Meanwhile, the BBC's Radio Times ran a poll asking readers if they'd like to see Doctor Who back on television. While final tallies aren't known, the polltakers did confirm that the "Yes" side won decisively.

What's this about an Atlanta company interested in making Doctor Who?

Compiled by:
Shannon Patrick Sullivan
In mid-August, several Doctor Who web sites were contacted by Karen McCoy, executive producer of Default Films, a company which since 1987 has been attempting to interest the BBC in an animated Who series. McCoy -- who suggested an animated or live-action series were possibilities, depending on the desires of the BBC -- claimed to have sixty-six prepared scripts and to have spoken to Paul McGann's representatives, who told her McGann was not interested in reprising his role as the Eighth Doctor (see "If Doctor Who returns, will Segal, McGann, Roberts and Ashbrook all be back?", above). McCoy said she would seek new talent to voice the Eighth Doctor in Paul's stead.

While the News Page can confirm that Default Films has indeed approached BBC Worldwide, a fan investigation has unveiled new information which casts doubt on some of McCoy's assertions. Jack Mayfield, operations manager of Area 9, the company of which McCoy claimed Default Films was a part, refuted his company had anything to do with Default, having merely employed McCoy on a freelance basis in the past. Jason Bell, whom McCoy had cited as a co-executive producer on the Doctor Who project, and who is an Area 9 employee, has disavowed any participation. (John Lotshaw, the third executive producer named by McCoy, is no longer participating in the project according to McCoy.) Whether any of the other information provided by McCoy is similarly erroneous is unknown at this time. Furthermore, Nelvana -- the Canadian animation house with whom McCoy claimed to have collaborated on an animated Who proposal in the late Eighties -- has also denied ever having anything to do with her, although McCoy claims that this is simply because the fan did not reach an employee who was with Nelvana back then.

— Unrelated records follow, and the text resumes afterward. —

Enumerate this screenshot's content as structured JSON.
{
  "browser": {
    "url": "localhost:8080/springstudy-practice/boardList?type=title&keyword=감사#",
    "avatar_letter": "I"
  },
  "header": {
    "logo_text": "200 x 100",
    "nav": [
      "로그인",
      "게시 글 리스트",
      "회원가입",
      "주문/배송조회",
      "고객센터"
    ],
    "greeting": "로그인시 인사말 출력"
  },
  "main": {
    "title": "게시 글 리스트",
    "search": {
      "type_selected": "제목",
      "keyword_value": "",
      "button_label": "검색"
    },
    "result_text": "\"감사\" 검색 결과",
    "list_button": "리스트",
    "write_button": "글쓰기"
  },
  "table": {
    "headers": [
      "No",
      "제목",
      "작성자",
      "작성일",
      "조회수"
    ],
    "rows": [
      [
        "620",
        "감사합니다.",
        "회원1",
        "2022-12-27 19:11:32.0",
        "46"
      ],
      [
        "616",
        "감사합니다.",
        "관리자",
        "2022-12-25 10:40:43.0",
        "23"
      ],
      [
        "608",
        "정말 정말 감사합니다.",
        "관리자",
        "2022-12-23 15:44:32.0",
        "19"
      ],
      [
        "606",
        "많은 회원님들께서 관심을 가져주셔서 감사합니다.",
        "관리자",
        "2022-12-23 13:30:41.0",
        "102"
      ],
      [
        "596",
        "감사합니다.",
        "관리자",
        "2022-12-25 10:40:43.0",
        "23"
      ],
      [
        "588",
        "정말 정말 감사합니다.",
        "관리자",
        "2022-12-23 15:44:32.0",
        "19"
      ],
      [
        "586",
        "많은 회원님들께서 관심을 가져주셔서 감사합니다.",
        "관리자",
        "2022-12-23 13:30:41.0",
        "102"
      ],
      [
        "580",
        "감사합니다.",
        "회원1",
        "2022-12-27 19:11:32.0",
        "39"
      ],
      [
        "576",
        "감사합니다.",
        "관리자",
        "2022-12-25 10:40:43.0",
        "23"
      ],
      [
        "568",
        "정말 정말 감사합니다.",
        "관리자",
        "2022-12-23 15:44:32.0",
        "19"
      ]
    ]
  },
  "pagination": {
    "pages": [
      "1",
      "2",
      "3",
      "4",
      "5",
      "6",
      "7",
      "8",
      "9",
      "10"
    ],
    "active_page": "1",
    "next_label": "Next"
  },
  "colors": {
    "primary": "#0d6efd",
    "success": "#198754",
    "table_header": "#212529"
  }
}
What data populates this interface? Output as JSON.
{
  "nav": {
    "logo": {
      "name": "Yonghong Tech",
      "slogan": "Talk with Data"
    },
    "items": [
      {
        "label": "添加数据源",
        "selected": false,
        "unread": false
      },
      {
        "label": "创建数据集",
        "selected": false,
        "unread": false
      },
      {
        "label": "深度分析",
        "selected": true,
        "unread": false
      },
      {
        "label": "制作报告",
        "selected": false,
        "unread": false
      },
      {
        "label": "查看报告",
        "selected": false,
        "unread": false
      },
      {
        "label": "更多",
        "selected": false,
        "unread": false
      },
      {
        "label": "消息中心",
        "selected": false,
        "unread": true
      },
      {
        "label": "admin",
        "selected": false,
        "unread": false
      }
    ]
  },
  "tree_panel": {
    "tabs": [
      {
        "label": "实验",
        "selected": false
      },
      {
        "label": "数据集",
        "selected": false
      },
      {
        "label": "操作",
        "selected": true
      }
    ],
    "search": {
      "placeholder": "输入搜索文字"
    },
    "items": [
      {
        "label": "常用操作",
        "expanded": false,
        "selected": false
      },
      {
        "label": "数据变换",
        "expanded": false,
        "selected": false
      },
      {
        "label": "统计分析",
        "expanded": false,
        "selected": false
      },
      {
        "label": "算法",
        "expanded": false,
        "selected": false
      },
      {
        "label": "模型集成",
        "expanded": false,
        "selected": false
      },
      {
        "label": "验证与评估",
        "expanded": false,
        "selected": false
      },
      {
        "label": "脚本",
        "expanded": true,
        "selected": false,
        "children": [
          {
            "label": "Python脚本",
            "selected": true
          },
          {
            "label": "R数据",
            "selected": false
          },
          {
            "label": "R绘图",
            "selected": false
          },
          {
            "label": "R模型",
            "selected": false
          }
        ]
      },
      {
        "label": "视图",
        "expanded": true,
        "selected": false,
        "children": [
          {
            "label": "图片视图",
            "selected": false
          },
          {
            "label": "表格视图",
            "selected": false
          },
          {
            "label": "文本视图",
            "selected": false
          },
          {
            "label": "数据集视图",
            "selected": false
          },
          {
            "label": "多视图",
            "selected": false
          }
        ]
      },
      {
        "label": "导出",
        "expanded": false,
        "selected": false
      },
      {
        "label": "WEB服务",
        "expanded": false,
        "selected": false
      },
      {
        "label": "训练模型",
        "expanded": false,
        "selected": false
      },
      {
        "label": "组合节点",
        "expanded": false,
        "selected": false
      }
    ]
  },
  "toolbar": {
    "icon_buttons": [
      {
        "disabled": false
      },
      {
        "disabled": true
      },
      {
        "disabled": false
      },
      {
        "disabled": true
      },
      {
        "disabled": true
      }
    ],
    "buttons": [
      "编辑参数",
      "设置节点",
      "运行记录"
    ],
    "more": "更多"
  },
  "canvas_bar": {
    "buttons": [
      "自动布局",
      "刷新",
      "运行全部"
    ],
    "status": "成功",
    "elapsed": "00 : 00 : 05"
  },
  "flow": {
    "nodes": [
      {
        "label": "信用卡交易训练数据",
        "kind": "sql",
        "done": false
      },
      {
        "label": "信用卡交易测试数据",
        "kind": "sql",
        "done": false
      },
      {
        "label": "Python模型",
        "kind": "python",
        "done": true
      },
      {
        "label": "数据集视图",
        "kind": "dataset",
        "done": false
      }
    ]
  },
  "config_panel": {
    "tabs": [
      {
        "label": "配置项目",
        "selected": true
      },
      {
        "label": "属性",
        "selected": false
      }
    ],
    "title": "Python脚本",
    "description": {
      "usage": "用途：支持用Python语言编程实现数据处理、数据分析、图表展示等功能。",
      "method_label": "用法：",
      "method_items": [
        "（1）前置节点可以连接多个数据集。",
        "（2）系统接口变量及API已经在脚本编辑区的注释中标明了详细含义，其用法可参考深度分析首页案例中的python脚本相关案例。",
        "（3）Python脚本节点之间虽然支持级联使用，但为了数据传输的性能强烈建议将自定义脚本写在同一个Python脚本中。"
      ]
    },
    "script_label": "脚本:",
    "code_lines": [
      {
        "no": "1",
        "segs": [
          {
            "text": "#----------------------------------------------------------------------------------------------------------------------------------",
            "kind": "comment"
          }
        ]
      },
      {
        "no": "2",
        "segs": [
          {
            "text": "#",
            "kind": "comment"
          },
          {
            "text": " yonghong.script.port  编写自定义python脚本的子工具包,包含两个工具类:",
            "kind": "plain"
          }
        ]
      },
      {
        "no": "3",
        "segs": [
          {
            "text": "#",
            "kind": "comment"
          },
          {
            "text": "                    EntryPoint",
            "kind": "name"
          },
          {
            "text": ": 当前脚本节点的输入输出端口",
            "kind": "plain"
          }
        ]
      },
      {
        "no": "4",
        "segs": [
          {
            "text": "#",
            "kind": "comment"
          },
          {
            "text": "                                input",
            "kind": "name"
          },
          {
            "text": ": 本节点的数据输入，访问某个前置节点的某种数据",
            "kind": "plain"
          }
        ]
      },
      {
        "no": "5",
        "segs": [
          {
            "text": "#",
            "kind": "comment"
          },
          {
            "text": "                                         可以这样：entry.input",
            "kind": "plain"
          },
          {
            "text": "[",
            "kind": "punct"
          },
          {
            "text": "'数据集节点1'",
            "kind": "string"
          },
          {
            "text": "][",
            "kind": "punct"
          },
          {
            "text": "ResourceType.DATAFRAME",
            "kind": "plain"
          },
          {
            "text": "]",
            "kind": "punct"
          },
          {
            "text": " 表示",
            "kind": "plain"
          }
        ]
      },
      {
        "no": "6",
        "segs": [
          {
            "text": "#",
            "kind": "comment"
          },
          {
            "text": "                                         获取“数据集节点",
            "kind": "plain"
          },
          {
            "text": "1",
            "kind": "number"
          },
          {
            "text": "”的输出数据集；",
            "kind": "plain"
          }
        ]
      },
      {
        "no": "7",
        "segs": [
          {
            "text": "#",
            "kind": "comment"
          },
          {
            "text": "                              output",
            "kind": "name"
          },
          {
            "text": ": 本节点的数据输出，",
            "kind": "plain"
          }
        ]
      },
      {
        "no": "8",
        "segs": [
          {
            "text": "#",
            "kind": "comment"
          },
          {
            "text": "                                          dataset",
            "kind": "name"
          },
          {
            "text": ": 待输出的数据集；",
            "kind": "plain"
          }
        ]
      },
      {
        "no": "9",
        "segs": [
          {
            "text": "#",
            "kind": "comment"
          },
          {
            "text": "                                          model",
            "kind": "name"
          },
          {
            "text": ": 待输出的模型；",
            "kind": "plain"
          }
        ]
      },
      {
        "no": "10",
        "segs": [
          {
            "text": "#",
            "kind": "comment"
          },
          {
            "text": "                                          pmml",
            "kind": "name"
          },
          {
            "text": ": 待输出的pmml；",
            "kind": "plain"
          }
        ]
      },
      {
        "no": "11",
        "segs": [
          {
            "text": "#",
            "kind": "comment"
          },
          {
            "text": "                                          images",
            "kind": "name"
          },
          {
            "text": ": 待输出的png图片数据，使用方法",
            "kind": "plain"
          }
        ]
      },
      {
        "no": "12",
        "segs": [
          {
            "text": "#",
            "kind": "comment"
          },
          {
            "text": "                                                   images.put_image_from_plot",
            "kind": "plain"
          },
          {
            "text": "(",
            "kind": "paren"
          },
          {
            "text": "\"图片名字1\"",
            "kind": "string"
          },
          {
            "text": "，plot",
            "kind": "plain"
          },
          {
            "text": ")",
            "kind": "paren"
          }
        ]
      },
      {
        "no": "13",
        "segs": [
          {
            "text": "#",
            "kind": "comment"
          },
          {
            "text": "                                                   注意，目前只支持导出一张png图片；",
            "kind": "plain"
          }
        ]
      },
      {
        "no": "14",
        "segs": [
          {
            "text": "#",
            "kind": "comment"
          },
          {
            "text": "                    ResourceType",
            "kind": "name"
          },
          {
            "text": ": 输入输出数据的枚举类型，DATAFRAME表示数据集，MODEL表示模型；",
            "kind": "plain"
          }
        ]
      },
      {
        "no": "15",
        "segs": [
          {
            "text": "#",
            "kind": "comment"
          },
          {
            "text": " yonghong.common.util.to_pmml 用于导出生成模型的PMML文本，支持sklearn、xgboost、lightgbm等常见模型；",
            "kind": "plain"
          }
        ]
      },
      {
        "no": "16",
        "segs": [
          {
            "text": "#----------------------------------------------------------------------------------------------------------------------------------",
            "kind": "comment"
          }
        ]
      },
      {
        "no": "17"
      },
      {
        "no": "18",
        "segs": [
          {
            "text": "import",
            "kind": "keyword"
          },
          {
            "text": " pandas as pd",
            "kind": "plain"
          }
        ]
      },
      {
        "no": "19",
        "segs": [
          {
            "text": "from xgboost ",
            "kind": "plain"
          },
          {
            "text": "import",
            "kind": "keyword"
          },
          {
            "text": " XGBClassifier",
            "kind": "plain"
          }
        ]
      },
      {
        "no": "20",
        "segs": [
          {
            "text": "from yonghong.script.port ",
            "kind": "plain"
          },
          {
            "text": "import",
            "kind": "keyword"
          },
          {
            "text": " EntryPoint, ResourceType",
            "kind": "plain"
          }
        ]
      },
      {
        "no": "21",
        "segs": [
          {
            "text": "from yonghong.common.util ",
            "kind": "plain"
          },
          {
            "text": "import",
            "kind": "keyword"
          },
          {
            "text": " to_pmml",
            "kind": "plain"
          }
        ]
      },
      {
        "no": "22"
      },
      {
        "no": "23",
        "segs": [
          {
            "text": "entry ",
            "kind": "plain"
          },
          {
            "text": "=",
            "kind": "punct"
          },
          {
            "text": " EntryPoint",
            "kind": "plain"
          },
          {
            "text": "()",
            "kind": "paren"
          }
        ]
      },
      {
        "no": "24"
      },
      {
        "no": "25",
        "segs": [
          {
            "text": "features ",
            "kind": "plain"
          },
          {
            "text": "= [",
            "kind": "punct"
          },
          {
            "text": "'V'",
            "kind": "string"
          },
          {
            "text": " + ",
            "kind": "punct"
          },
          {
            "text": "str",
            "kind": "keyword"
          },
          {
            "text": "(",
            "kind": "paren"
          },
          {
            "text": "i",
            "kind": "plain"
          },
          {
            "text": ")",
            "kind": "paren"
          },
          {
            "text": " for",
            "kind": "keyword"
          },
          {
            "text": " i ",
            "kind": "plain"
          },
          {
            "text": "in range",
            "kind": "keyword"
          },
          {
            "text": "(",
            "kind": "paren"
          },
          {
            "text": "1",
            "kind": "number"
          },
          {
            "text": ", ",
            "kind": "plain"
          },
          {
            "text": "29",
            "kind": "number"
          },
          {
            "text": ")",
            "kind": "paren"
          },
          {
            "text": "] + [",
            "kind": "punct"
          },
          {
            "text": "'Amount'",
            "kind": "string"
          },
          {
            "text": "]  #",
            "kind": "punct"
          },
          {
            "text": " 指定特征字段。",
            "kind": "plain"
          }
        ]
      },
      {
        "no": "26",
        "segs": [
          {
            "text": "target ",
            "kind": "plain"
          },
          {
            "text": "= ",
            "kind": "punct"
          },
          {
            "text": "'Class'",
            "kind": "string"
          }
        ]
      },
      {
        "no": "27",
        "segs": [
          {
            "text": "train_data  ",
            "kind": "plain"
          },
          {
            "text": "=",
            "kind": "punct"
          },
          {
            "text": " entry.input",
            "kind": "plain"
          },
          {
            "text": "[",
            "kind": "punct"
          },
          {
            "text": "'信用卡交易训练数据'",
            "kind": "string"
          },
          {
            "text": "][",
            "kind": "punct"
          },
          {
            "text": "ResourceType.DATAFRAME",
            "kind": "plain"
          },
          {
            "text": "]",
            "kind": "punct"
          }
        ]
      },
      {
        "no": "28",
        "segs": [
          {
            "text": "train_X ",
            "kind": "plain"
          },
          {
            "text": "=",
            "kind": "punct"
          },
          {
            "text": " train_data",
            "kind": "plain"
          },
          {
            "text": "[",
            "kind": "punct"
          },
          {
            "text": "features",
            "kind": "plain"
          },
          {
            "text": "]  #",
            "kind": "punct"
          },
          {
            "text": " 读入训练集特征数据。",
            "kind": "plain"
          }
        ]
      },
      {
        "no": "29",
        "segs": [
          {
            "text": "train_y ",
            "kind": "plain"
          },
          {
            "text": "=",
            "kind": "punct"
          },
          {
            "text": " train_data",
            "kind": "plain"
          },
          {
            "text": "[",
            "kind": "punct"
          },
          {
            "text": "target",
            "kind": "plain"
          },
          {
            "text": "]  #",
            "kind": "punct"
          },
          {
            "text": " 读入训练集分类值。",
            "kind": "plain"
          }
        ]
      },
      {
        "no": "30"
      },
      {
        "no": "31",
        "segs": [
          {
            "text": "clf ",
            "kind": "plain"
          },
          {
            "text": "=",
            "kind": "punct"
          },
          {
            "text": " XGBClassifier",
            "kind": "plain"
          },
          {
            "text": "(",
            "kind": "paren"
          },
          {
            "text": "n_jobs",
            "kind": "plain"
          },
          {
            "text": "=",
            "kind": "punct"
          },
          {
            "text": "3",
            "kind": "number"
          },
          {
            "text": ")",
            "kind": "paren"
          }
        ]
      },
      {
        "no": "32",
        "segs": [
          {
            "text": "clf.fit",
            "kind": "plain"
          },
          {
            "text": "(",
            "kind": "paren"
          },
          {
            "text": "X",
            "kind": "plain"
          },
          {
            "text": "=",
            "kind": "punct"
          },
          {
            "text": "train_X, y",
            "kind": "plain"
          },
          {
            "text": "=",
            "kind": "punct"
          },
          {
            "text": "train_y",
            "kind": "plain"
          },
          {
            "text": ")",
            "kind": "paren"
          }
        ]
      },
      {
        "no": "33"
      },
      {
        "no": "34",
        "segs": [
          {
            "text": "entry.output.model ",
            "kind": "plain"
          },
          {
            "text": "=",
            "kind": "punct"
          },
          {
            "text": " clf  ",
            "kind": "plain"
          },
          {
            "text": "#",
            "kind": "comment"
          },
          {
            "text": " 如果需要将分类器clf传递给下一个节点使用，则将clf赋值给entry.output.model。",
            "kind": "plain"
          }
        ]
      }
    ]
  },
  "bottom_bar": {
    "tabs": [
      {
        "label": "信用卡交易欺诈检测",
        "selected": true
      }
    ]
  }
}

Another fan who had been in contact with Jason Bell in a professional capacity was able to clarify matters further, suggesting that McCoy had used Area 9's name -- because her associates were employed by them -- in order to give her project more credibility with fans. Bell's role essentially constituted letting McCoy use the Area 9 facilities as a favor. Bell also said that, while McCoy may well have prepared sixty-six scripts, only three were included in the proposal to BBC Worldwide; certainly, absolutely no pre-production design or the like has been completed.

Finally, Gary Gillatt, editor of Doctor Who Magazine, has confirmed that BBC Worldwide is not interested in making an animated version of Doctor Who. If and when the programme returns, it will be as a live action show or nothing at all.